Pharmexcil asks DGFT to allow exports from EOUs
Following the governments decision to allow export of hydroxychloroquine and chloroquine from units of Special Economic Zones and EOUs, Pharmexcil has requested the authorities to reconsider continuance of export of 26 restricted APIs/formulations
The Pharmaceuticals Export Promotion Council of India (Pharmexcil) has written a letter to the Directorate General of Foreign Trade (DGFT), an arm of the Ministry of Commerce and Industry, to allow Export Oriented Units (EOUs) to continue the export of the 26 restricted APIs/formulations.
Recently, the Government of India issued a notification banning the export of hydroxychloroquine and formulations made from it. However, it can be exported from units in Special Economic Zones and EOUs.
The notification also mentions that it will be allowed for exports by the Government of India to other countries on humanitarian grounds on case to case basis on the recommendations of the Ministry of External Affairs.
Commenting on the letter written by the Pharmexcil dated 23rd March, and the recent ban on the export of hydroxychloroquine and its formulations, Ravi Uday Bhaskar, Director General Pharmaceuticals Export, (Pharmexcil) said, “Yesterday, we realised that the government has exempted the SEZ and EOUs from the export of hydroxychloroquine and formulations made from it. However, we are unable to understand why the EOUs have not been taken into consideration, which were restricted in the Notification 50, stating restriction on the exports of 26 APIs/formulations.”
He also mentioned that due to that notification other medicines, which are not part of the export restrictions have also got stuck at different ports across the country.
The Pharmexcil’s letter to DGFT for EOU significantly highlights that drugs manufactured by EOUs are not as per the Indian Pharmacopeia (IP) specification (the basic and major regulatory requirement to sell the drugs in India). These drugs cannot be utilised for domestic sale as per the law currently prevailing.
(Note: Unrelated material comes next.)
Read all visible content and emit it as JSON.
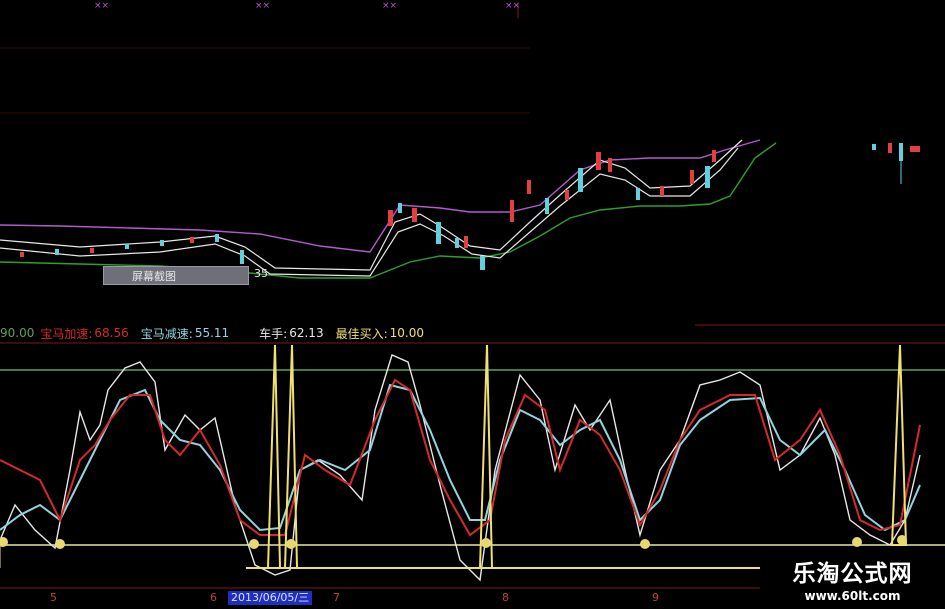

Thus, the restrictions on exports of listed drugs are causing the loss of shelf life of the manufactured goods by the EOUs which is then leading to the wastage of the drugs without serving the prime objective of the notification.
After Pharmexcil’s letter to the DGFT on March 23 was issued, Dr Dinesh Dua, Chairman, Pharmexcil followed up with the authority and informed, “We reiterate that the notification had created a lot of inconvenience and hardships to our exporters, which had impacted the pharma export performance of the nation, whereas in the case of hydroxychloroquine and it’s formulation Chloroquine, it has been already done. Pharmexcil strongly recommends that the consignment of 26 molecules, which are lying at different ports across the country, should be allowed for the export. Their demurrage is being paid by the exporters, besides their inability to meet their commitment to the importing countries. Similarly, there is some material which has been packed with these molecules, ready to be dispatched in the fully packaged form. However, the situation is very vital in the case of the vitamins, which are not used in the treatment of Covid-19. In contrast, molecules (restricted 26 APIs and formulations) produced in Hubei province and some part of the Wuhan city are now being dispatched, right from an epicentre of Covid-19, as the situation has come under control relatively in China.”
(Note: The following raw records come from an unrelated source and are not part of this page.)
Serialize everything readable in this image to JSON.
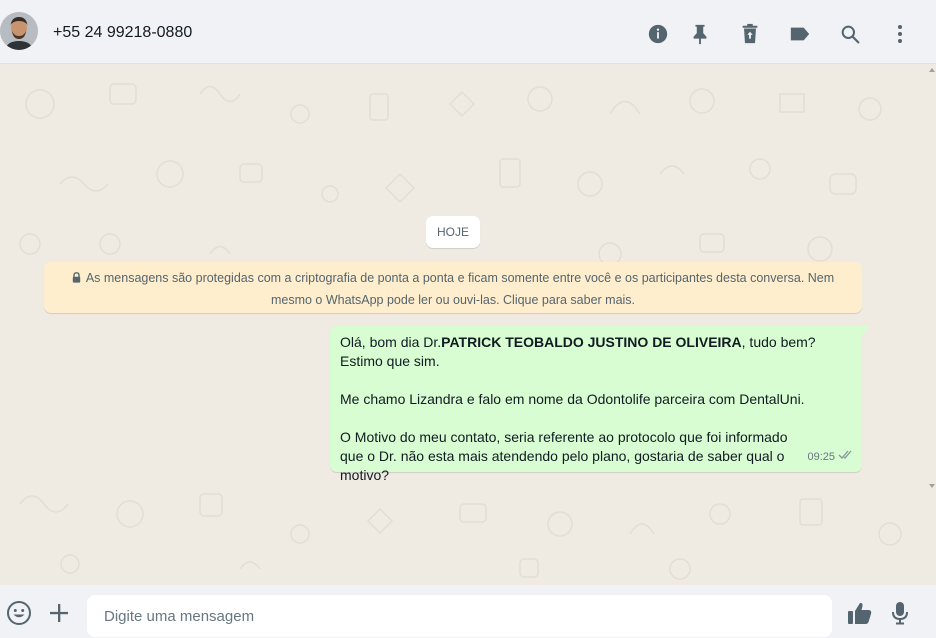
{
  "header": {
    "contact_name": "+55 24 99218-0880"
  },
  "chat": {
    "date_chip": "HOJE",
    "encryption_notice": "As mensagens são protegidas com a criptografia de ponta a ponta e ficam somente entre você e os participantes desta conversa. Nem mesmo o WhatsApp pode ler ou ouvi-las. Clique para saber mais.",
    "message": {
      "line1_prefix": "Olá, bom dia Dr.",
      "line1_bold": "PATRICK TEOBALDO JUSTINO DE OLIVEIRA",
      "line1_suffix": ", tudo bem? Estimo que sim.",
      "paragraph2": "Me chamo Lizandra e falo em nome da Odontolife parceira com DentalUni.",
      "paragraph3": "O Motivo do meu contato, seria referente ao protocolo que foi informado que o Dr. não esta mais atendendo pelo plano, gostaria de saber qual o motivo?",
      "time": "09:25"
    }
  },
  "footer": {
    "placeholder": "Digite uma mensagem"
  },
  "icons": {
    "info": "info-icon",
    "pin": "pin-icon",
    "delete": "trash-icon",
    "label": "label-icon",
    "search": "search-icon",
    "menu": "kebab-menu-icon",
    "emoji": "emoji-icon",
    "attach": "plus-icon",
    "like": "thumbs-up-icon",
    "mic": "microphone-icon"
  },
  "colors": {
    "outgoing_bubble": "#d9fdd3",
    "notice_bg": "#ffeecd",
    "icon": "#54656f"
  }
}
Mahesh Doshi, President, Indian Drugs Manufacturers Association (IDMA) said, “As requested by the Secretary and the Joint Secretary of the Ministry of Health and Family Welfare to give an understanding of maintaining four months stock of the restricted medicines in the country in the crucial time of coronavirus outbreak, we have submitted the requested data, and are waiting to hear from them.”